Art auctioneer Simon finds himself deep in-debt before making a deal with shady club owner Frank to steal a Goya painting worth millions of dollars. Suffering a blow to the head during the heist he awakens to discover he has no memory of where he hid the painting. Frank hires hypnotherapist Elizabeth Lamb to delve into the darkest recesses of Simon’s psyche. As Elizabeth begins to unravel Simon’s broken subconscious, the lines between truth, suggestion, and deceit begin to blur.
Returning to feature film after delivering an Olympic opening ceremony Danny Boyle brings his psychological thriller cross heist film ‘Trance’ to screens, reuniting with writer John Hodge whom Boyle previously collaborated with for the 1996 film ‘Trainspotting’. Never one to stay within a familiar genre, Boyle again delivers something unlike any of his previous films and while his latest effort is at times somewhat mixed his skill as a film maker continues to shine through.
Alongside films such as ‘Eternal Sunshine of the Spotless Mind’ or ‘Inception’, ‘Trance’ is largely a psychologically driven film exploring the delicate state of the human mind, however it starts off with a relatively straightforward set-up similar to a stylistic heist film centred on stealing a piece of art from a high brow auction house. Boyle’s direction here is excellent as expected, the opening scenes are an effective sleight of hand in promising the audience one thing before turning things around and delivering something else equally as compelling.
‘Trance’ has been constructed with great attention to detail, and as the film progresses it becomes increasingly difficult to distinguish between reality and fantasy. Ultimately this works well as characters revisit the same scenes repeatedly however each time with different reveals and layers slowly falling away revealing more to the audience and promising coherency on repeat viewings.
Following a snappy first act however the film falls flat, the pacing drops off and there is a tendency to meander through some of its quieter moments with a seeming uncertainty about what to focus on. With so few central characters it feels as something of a missed opportunity not to have made more out of their screen time as the film progressed, instead it threatens to become too disorientating with its misdirection, a tendency that thankfully the film veers away from by the final act.
As the final elements of the of the film start to come together, (and not a moment too soon), it quickly becomes quite a rollercoaster as this crafty filmmaker pulls in several story points tying everything together with some mind altering reveals along the way.
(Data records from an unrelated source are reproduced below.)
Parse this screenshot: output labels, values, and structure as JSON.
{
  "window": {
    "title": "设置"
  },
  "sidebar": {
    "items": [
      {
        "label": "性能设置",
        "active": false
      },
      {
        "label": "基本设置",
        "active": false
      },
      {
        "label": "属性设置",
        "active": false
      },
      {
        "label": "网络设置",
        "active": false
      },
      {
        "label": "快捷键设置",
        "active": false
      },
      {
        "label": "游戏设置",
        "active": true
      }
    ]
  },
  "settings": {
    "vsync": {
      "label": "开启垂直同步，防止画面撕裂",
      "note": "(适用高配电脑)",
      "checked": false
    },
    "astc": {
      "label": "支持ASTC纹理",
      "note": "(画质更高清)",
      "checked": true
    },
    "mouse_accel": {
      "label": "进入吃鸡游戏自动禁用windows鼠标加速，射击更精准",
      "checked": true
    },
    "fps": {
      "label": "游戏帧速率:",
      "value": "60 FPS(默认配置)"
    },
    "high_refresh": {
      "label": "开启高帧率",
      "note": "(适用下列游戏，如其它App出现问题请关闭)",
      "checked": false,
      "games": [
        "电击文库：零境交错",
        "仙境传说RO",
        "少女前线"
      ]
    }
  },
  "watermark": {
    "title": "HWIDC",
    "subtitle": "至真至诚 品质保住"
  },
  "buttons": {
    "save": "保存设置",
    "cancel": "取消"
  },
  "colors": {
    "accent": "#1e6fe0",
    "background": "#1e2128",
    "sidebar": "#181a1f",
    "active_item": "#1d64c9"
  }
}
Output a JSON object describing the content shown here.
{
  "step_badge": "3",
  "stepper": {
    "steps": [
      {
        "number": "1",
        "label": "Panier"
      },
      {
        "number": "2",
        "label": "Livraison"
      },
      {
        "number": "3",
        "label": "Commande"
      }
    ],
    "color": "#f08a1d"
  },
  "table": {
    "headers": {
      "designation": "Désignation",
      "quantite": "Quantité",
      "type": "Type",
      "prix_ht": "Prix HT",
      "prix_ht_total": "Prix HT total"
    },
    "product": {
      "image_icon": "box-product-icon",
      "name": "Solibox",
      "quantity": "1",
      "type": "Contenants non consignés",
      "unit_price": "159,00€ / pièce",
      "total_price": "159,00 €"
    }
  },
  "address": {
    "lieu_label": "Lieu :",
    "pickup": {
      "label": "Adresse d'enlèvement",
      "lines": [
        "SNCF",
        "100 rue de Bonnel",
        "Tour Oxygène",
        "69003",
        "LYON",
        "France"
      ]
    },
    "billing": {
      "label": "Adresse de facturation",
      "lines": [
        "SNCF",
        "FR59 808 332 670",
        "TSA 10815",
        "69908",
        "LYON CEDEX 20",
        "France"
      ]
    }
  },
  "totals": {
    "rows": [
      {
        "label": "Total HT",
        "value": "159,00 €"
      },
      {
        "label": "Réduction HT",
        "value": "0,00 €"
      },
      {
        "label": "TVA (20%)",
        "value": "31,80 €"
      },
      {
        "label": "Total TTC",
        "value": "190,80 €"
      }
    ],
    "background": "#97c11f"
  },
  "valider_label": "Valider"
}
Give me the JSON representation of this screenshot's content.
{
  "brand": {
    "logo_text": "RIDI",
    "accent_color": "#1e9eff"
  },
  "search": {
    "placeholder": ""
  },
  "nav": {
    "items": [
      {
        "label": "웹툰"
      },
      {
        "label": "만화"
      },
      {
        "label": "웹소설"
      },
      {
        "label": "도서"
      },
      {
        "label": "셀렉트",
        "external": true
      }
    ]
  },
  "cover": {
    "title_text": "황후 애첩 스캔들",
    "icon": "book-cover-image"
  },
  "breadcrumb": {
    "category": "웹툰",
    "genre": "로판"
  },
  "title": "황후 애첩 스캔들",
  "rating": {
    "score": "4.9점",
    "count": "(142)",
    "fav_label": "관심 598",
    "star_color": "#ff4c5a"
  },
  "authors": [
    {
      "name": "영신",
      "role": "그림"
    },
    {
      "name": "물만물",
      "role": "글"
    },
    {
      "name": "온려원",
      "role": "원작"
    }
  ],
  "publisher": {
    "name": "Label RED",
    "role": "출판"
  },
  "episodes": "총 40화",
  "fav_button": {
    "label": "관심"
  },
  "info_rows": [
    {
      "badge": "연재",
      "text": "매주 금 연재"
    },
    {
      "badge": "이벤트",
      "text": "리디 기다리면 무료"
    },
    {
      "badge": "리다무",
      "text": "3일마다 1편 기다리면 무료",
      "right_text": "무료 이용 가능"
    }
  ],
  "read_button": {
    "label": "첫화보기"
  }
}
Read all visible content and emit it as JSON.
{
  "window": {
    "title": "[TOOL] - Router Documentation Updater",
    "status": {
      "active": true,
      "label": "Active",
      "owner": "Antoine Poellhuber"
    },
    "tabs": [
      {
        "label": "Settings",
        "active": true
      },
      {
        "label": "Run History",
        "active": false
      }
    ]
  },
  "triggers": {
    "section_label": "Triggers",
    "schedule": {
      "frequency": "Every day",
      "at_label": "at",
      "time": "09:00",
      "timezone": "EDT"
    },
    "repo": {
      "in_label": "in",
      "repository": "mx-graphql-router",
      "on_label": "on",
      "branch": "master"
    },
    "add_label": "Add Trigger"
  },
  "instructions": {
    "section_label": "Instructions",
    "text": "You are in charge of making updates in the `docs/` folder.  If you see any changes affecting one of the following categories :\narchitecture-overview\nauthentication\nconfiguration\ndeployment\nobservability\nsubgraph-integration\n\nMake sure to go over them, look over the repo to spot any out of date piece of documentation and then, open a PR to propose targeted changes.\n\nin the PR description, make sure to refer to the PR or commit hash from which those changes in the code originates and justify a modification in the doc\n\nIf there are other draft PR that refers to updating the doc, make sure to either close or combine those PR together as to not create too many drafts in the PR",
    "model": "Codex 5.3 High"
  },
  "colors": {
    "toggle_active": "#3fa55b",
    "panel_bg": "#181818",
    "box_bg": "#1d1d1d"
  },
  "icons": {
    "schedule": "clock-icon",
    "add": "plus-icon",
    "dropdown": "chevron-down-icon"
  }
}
Playing with such a complex web carries an inherent risk of being too clever for its own good however ‘Trance’ walks the fine line with a reasonable level of competence so as not to completely lose itself along the way.
The film primarily revolves around three characters and is heavily dependent upon its cast to connect with the material, James McAvoy once again is a pleasure to watch on screen, with an easy and undeniable charisma his performance captures a shattered mind and a reality not to be trusted, Vincent Cassel is as smooth as ever while Rosario Dawson carries much of the film on her shoulders and does so with seeming ease as her dramatic material becomes more central and critical to the success of the film.
Overall ‘Trance’ delivers a visual slickness and elegance that is well worth a viewing, it’s an uneven but ambitious and broadly well-constructed film that flirts with becoming too convoluted for its own good.
I’m giving it 6 out of 10 stars, it’s released in cinemas on 4th April 2013.